Running Backs

Los Angeles released Todd Gurley earlier this offseason and drafted Florida State running back Cam Akers in the second round to compete with Darrell Henderson for the starting job. Personally, this seems like Akers’ job to lose as Henderson has failed to show any type of potential so far. At his ADP in the 8th round of drafts, Akers has solid value with obvious upside if he fills the workhorse role for LA.

Wide Receivers

Cooper Kupp (WR4) and Robert Woods (WR14) both had great fantasy seasons in 2019, and I’m expecting more of the same for them this year. They’re both really solid options at their respective ADP’s in the fourth and fifth round.

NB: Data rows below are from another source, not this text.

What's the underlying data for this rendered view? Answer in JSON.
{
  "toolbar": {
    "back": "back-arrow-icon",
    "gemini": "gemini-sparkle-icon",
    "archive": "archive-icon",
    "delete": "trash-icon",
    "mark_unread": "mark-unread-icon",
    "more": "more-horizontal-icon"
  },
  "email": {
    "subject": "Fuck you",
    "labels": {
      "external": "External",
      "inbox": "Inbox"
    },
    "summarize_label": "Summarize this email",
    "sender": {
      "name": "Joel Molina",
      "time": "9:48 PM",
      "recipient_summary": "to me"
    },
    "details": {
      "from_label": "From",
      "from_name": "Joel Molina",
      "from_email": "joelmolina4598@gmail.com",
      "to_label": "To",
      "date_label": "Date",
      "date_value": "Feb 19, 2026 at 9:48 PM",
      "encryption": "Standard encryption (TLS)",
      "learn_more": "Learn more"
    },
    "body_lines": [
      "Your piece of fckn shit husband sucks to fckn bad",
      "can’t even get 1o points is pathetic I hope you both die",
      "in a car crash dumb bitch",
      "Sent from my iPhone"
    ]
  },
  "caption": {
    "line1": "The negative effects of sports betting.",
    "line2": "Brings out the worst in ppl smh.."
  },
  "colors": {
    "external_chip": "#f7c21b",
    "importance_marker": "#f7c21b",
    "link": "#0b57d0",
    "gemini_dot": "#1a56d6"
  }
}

If you must choose between them, Woods has a higher ceiling this year as the lone true wideout after Brandin Cooks’ departure. This Rams team will go as far as Kupp and Woods can carry them, so expect a ton of targets and production for them both this season.

Tight Ends

Tyler Higbee showed flashes of major potential at the end of last year, racking up 100+ yards in four out of his five last games. Assuming he and Goff can continue to build chemistry, Higbee could see a large chunk of targets this season to make up for the loss of Brandin Cooks. He has enormous upside at his ADP (9th round) and could easily push for a top-5 fantasy finish.